[Aim of the task]
Every record below needs to be set down exactly. Pictures do not belong in the copy.

[App and web page records]
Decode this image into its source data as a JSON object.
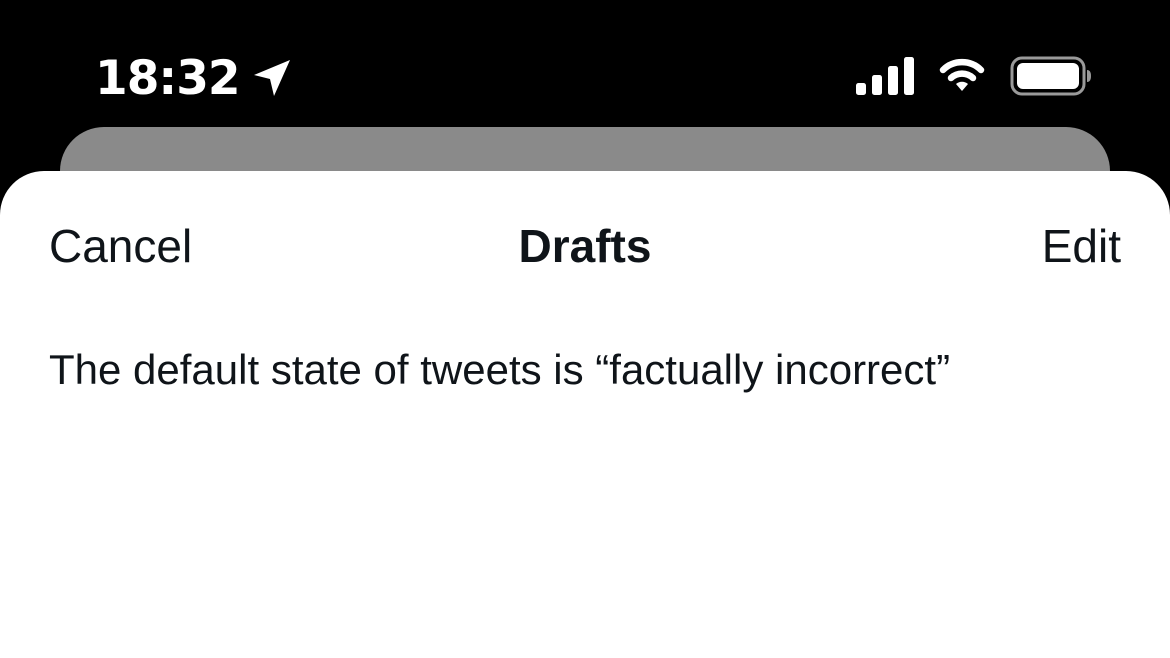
{
  "status_bar": {
    "time": "18:32",
    "icons": [
      "location-arrow-icon",
      "cellular-signal-icon",
      "wifi-icon",
      "battery-icon"
    ]
  },
  "nav": {
    "cancel_label": "Cancel",
    "title": "Drafts",
    "edit_label": "Edit"
  },
  "drafts": [
    {
      "text": "The default state of tweets is “factually incorrect”"
    }
  ],
  "colors": {
    "status_bar_bg": "#000000",
    "backdrop_sheet": "#8a8a8a",
    "sheet_bg": "#ffffff",
    "text": "#0f1419"
  }
}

[Exercise response]
Decode this image into its source data as a JSON object.
{
  "status_bar": {
    "time": "18:32",
    "icons": [
      "location-arrow-icon",
      "cellular-signal-icon",
      "wifi-icon",
      "battery-icon"
    ]
  },
  "nav": {
    "cancel_label": "Cancel",
    "title": "Drafts",
    "edit_label": "Edit"
  },
  "drafts": [
    {
      "text": "The default state of tweets is “factually incorrect”"
    }
  ],
  "colors": {
    "status_bar_bg": "#000000",
    "backdrop_sheet": "#8a8a8a",
    "sheet_bg": "#ffffff",
    "text": "#0f1419"
  }
}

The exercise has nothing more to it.